Kindle Education Public Charter School, a new school opening in Journal Square this fall, will receive $1.25 million from the U.S. Department of Education thanks to the Charter Schools Program of the New Jersey Public Charter Schools Association. Two charter schools in Trenton will receive funding from the same NJPCSA program as well.
“The association is proud to award these high-performing charter schools with these grants to increase the number of high-quality educational seats in the state and expand opportunities for all students, particularly traditionally underserved students, to attend public charter schools,” said Harry Lee, President of NJPCSA. “With these grants, we are unequivocally demonstrating our confidence in these schools to deliver on their promise to students, families, and their communities.”
Kindle was approved this past fall to open a new charter school in Jersey City. Initially serving just sixth and seventh graders, the founders plan to add one grade each year until the school serves grades 6-12.
“We are thrilled to serve the diverse families of Jersey City,” said D.J. Hartigan and Katie Hahn, the school’s co-developers. “This CSP funding, in addition to the general support of the NJPCSA, will go a long way towards ensuring that we meet the needs of every student who walks through our doors.”
According to the NJPCSA, data released this past December “verified that public charter schools are best positioned to improve student learning, particularly for low-income students of color.” In particular, the data showed that Black and Latino public charter school students are twice as likely to be at grade level than their peers at district-run schools.

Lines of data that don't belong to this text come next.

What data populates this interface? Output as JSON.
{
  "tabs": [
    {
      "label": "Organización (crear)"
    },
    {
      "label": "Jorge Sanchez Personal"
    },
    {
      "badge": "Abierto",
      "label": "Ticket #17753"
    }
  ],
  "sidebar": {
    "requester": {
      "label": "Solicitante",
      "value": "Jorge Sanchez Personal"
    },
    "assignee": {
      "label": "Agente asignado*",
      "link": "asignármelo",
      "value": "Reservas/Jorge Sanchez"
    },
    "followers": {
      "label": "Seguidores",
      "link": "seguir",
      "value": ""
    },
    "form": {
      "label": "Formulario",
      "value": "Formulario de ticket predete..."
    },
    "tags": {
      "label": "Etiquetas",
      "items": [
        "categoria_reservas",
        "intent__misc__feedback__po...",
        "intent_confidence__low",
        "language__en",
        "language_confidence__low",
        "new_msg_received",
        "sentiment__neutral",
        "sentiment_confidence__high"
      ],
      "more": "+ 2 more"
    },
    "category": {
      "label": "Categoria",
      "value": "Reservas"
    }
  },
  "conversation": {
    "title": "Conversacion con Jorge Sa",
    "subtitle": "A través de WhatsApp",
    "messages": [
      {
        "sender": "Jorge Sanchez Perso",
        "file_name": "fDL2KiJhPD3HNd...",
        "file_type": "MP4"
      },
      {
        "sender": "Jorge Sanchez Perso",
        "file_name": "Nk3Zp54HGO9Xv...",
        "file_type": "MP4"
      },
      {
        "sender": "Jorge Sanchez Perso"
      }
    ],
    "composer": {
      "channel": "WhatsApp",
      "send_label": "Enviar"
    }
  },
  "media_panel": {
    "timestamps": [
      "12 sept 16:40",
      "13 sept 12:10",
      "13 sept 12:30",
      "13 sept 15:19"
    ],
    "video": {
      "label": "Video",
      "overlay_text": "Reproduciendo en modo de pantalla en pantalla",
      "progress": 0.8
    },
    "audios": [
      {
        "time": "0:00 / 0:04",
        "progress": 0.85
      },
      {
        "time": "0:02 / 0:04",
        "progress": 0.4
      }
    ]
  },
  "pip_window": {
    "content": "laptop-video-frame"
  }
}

To qualify for the competitive award, Kindle had to demonstrate a commitment to educating at-risk students, among other goals and accomplishments. Kindle received just shy of the maximum $1.5 million grant the charter schools association awarded.